Dataset items
+-------+

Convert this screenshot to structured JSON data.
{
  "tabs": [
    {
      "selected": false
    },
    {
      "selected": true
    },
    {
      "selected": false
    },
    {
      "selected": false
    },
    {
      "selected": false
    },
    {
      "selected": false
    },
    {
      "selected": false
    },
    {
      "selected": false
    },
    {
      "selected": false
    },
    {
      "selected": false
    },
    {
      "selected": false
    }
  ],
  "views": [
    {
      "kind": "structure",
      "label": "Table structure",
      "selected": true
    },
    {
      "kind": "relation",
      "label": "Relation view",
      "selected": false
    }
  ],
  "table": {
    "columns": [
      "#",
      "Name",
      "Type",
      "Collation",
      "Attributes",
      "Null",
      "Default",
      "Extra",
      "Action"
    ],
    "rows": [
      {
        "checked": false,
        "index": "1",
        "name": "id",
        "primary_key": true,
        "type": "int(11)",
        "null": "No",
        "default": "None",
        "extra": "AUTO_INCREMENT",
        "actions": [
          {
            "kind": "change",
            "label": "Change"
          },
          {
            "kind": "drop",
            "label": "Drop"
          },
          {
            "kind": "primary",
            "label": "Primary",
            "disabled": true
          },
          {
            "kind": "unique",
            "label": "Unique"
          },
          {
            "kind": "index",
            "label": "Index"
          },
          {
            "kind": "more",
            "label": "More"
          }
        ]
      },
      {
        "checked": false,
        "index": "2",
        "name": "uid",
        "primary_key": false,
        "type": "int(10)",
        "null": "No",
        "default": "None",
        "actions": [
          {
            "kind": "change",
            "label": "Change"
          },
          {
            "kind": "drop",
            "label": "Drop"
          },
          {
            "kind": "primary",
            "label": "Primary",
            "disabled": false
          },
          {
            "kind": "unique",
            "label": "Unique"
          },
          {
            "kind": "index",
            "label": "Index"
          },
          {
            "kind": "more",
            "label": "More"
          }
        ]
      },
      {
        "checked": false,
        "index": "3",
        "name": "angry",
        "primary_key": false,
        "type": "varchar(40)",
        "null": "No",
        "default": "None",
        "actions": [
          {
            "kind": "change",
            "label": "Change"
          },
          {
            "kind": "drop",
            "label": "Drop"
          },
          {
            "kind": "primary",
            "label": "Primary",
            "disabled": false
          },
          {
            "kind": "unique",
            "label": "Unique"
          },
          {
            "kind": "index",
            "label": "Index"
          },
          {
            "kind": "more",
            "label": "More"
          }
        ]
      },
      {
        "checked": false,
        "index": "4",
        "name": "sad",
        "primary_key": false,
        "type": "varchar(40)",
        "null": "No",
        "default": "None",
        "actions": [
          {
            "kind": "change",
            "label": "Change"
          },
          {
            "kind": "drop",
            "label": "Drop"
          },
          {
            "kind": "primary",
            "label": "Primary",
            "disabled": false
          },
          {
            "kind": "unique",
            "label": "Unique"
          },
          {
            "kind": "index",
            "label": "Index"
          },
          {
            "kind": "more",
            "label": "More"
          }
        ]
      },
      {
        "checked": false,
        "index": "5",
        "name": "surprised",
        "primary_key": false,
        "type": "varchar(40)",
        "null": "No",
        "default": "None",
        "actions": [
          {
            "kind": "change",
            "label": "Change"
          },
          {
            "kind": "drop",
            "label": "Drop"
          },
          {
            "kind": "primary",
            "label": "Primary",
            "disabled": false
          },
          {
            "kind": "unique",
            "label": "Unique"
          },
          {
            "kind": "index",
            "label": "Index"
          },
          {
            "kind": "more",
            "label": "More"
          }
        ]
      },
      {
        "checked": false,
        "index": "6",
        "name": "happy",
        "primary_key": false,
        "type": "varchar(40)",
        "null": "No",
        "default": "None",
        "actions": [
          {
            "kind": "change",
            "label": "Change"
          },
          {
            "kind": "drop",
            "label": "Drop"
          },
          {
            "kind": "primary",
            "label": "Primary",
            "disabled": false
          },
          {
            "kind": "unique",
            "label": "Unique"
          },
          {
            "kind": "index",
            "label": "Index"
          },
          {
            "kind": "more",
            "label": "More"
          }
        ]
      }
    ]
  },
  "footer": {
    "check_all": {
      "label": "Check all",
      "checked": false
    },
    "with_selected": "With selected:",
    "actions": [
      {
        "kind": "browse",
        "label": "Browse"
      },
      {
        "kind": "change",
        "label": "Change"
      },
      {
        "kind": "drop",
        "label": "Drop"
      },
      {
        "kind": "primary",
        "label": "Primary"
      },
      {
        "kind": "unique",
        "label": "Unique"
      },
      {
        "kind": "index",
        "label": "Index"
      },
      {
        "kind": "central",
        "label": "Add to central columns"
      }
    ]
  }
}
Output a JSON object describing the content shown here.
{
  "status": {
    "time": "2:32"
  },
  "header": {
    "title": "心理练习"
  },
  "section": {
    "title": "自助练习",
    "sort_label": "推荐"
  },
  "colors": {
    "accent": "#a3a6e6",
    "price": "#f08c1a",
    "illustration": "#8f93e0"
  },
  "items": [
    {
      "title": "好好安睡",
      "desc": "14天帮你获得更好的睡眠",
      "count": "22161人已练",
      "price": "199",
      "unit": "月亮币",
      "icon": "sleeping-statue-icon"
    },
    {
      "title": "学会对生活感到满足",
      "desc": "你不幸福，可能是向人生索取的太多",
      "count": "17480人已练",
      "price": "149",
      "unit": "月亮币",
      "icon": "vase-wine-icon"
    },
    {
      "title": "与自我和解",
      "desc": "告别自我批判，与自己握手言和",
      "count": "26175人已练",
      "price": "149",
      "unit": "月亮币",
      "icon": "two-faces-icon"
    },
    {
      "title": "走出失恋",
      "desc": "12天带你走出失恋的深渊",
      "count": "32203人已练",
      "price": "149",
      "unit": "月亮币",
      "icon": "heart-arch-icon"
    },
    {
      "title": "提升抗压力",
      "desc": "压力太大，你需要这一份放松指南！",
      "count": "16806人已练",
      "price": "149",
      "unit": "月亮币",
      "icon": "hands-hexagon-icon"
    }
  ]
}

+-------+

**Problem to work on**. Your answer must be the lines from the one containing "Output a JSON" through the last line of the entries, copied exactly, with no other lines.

**Answer to this task**.
Output a JSON object describing the content shown here.
{
  "status": {
    "time": "2:32"
  },
  "header": {
    "title": "心理练习"
  },
  "section": {
    "title": "自助练习",
    "sort_label": "推荐"
  },
  "colors": {
    "accent": "#a3a6e6",
    "price": "#f08c1a",
    "illustration": "#8f93e0"
  },
  "items": [
    {
      "title": "好好安睡",
      "desc": "14天帮你获得更好的睡眠",
      "count": "22161人已练",
      "price": "199",
      "unit": "月亮币",
      "icon": "sleeping-statue-icon"
    },
    {
      "title": "学会对生活感到满足",
      "desc": "你不幸福，可能是向人生索取的太多",
      "count": "17480人已练",
      "price": "149",
      "unit": "月亮币",
      "icon": "vase-wine-icon"
    },
    {
      "title": "与自我和解",
      "desc": "告别自我批判，与自己握手言和",
      "count": "26175人已练",
      "price": "149",
      "unit": "月亮币",
      "icon": "two-faces-icon"
    },
    {
      "title": "走出失恋",
      "desc": "12天带你走出失恋的深渊",
      "count": "32203人已练",
      "price": "149",
      "unit": "月亮币",
      "icon": "heart-arch-icon"
    },
    {
      "title": "提升抗压力",
      "desc": "压力太大，你需要这一份放松指南！",
      "count": "16806人已练",
      "price": "149",
      "unit": "月亮币",
      "icon": "hands-hexagon-icon"
    }
  ]
}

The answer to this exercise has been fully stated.